# [TASK STATEMENT]
Each line below that includes the word "scan" is to be reported.

Data about app and page elements
* * * *

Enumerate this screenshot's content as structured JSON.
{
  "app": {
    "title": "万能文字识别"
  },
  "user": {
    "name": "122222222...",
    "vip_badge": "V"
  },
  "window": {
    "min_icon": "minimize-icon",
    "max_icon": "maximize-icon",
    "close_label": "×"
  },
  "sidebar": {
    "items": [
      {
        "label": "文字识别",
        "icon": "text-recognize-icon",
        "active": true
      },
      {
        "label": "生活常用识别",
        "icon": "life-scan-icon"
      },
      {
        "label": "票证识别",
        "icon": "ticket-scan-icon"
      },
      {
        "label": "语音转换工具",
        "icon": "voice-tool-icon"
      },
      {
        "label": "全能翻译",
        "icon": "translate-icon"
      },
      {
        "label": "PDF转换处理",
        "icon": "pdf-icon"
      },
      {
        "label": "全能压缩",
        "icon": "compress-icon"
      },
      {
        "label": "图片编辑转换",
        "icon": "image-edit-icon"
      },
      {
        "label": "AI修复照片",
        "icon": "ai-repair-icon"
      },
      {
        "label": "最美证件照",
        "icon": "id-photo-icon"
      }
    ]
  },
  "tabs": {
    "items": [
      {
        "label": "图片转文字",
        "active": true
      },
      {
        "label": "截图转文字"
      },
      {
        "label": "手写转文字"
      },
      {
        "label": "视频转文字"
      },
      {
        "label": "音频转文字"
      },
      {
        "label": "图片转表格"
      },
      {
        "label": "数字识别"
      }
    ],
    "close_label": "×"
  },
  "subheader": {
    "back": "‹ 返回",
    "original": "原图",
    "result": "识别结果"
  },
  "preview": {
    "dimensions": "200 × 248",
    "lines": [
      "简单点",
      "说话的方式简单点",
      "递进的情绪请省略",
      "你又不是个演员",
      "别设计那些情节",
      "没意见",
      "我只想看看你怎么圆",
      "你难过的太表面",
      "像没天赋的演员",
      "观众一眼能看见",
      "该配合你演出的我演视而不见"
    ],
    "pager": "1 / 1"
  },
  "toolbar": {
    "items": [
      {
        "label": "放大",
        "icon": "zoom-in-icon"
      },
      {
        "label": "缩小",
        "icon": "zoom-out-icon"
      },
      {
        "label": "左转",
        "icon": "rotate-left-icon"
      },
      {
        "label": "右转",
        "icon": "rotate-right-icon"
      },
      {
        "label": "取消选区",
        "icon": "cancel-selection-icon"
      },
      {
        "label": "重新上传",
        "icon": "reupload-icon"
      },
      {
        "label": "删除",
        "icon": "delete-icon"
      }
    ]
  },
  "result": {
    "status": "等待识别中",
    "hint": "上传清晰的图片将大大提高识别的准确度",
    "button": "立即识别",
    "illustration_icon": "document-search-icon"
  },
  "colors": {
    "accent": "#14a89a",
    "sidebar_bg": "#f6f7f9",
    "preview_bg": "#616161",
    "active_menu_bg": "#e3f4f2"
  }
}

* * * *

# [EXPECTED ANSWER]
        "icon": "life-scan-icon"
        "icon": "ticket-scan-icon"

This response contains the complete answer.